# [WORK INSTRUCTION]
Search the records for the string "JSON" and copy every line in which it appears.

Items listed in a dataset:
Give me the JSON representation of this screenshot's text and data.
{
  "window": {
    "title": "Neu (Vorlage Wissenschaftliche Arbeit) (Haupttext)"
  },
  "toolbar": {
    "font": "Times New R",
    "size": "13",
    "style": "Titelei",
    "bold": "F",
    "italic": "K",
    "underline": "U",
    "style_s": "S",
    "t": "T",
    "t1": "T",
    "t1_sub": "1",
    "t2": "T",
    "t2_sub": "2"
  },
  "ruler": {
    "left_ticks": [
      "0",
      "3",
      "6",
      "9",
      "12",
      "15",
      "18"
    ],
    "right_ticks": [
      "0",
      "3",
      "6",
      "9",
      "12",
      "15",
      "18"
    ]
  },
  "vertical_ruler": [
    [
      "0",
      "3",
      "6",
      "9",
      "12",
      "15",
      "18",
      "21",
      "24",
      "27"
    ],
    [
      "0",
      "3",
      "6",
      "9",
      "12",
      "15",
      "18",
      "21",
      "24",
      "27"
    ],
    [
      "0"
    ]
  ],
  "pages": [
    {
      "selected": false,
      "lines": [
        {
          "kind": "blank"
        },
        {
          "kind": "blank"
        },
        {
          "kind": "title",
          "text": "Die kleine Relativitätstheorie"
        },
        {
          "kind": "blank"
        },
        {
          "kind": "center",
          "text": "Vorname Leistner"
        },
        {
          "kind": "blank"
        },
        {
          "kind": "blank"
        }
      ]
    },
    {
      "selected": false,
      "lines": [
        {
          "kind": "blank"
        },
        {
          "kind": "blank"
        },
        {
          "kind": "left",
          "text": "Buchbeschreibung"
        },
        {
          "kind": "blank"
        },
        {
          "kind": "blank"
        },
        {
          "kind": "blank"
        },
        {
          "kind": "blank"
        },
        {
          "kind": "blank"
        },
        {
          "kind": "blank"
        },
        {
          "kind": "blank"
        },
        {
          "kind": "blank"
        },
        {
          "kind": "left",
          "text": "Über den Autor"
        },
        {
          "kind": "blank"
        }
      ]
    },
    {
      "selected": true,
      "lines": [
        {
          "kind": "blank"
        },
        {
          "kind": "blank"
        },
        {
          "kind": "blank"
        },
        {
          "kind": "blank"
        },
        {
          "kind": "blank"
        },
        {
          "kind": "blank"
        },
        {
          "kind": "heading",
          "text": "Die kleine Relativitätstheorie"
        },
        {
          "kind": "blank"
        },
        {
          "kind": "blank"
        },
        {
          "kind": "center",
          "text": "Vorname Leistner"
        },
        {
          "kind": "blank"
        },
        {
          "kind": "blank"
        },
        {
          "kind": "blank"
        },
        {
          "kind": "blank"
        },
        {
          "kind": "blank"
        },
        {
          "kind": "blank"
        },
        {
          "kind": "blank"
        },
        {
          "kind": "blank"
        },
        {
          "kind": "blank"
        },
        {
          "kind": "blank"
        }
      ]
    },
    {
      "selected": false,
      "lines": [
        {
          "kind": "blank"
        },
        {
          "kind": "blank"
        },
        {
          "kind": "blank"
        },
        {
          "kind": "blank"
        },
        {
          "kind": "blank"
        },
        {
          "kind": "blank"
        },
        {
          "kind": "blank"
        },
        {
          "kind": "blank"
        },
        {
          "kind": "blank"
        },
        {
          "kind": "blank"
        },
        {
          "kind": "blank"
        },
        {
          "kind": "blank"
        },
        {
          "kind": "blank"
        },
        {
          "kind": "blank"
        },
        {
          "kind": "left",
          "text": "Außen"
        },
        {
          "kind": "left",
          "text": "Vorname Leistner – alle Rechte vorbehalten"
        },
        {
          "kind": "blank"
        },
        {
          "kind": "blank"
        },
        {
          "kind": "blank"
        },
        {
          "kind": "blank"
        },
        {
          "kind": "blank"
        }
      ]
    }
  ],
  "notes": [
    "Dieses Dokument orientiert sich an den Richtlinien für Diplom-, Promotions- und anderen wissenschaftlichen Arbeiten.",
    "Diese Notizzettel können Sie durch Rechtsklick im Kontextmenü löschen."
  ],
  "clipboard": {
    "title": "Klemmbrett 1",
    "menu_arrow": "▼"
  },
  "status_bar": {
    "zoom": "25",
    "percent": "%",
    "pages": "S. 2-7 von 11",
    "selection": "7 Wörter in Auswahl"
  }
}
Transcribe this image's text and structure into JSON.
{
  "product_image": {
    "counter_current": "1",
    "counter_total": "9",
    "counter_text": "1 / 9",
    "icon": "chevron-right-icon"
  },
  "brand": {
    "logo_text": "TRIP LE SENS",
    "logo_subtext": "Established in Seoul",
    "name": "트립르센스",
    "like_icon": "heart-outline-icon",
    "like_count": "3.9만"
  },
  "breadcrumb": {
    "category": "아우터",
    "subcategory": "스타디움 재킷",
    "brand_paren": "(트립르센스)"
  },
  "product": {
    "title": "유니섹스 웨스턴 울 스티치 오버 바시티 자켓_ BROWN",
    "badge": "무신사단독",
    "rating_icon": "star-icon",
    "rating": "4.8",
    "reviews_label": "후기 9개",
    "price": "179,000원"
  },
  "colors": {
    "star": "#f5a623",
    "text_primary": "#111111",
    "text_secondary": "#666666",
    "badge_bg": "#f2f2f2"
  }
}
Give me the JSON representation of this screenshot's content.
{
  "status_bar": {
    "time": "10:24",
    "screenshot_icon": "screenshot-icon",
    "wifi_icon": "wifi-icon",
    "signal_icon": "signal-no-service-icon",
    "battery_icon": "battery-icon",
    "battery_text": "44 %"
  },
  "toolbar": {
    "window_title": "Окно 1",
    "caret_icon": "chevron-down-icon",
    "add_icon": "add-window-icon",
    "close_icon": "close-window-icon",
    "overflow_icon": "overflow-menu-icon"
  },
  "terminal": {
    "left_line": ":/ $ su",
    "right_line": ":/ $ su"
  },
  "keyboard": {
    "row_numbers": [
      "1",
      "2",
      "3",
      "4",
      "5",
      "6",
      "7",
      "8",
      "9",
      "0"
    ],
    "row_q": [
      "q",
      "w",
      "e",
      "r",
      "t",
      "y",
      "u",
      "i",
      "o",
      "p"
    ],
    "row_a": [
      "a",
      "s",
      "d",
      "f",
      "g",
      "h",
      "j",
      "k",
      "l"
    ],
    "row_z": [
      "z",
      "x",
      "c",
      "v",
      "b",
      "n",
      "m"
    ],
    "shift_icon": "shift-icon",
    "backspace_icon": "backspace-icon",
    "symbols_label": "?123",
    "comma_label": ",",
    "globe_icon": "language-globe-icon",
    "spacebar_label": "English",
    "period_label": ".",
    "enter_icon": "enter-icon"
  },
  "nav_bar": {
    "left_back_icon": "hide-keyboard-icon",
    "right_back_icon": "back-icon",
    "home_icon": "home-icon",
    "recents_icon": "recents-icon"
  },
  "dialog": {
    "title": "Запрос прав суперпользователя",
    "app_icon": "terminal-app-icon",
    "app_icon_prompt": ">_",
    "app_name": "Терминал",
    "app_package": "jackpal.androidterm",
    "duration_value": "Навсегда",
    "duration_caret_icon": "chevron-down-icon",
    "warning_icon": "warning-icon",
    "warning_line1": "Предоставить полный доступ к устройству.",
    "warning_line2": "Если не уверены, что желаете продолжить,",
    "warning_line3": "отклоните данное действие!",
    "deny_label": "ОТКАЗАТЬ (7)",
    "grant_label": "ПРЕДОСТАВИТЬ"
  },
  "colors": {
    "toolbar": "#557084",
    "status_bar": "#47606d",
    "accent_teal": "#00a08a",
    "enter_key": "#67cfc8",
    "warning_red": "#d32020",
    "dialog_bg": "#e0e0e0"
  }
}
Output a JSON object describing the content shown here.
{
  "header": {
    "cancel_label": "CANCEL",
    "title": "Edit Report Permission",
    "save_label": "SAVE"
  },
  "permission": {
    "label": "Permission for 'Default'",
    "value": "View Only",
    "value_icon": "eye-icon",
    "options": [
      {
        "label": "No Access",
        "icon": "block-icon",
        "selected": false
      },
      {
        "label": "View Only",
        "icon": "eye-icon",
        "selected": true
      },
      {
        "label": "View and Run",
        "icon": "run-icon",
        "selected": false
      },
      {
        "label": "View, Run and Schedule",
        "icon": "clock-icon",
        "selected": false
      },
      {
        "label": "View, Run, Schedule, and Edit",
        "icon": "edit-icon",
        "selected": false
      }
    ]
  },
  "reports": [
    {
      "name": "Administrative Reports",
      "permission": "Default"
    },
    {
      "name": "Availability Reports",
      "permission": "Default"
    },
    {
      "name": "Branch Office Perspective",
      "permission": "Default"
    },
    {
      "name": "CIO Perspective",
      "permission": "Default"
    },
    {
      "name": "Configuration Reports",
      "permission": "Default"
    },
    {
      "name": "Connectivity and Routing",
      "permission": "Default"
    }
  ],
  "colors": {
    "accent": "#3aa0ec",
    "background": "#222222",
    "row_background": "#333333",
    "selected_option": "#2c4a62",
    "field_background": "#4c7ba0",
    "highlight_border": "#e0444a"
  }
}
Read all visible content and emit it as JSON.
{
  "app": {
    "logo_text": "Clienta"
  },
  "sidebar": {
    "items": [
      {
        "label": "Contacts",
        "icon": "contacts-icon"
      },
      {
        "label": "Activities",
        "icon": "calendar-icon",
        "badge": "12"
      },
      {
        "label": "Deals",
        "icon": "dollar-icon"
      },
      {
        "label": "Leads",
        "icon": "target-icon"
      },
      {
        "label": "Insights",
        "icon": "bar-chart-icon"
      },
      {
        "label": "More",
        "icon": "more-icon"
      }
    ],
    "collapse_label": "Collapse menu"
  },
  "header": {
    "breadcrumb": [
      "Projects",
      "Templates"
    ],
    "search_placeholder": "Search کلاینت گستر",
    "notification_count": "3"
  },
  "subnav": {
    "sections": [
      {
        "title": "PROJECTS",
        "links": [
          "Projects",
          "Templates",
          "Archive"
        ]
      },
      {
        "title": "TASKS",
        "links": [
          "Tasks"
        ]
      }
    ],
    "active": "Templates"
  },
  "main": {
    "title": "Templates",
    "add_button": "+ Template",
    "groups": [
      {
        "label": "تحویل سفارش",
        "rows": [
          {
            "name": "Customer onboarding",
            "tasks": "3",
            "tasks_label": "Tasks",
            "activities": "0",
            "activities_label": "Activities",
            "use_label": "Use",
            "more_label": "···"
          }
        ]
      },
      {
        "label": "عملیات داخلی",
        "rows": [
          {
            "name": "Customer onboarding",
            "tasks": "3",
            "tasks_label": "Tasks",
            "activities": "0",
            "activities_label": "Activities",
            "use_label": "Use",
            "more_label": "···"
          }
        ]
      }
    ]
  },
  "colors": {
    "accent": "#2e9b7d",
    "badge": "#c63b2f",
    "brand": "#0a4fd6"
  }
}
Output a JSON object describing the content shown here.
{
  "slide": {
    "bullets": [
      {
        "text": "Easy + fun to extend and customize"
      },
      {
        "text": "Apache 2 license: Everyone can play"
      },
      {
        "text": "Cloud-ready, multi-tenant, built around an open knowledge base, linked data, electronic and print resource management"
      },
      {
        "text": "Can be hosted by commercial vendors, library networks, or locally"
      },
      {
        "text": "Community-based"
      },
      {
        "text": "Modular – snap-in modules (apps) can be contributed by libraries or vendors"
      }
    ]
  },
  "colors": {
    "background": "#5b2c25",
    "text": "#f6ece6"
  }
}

# [ANSWER FOR THIS EXERCISE]
Give me the JSON representation of this screenshot's text and data.
Transcribe this image's text and structure into JSON.
Give me the JSON representation of this screenshot's content.
Output a JSON object describing the content shown here.
Read all visible content and emit it as JSON.
Output a JSON object describing the content shown here.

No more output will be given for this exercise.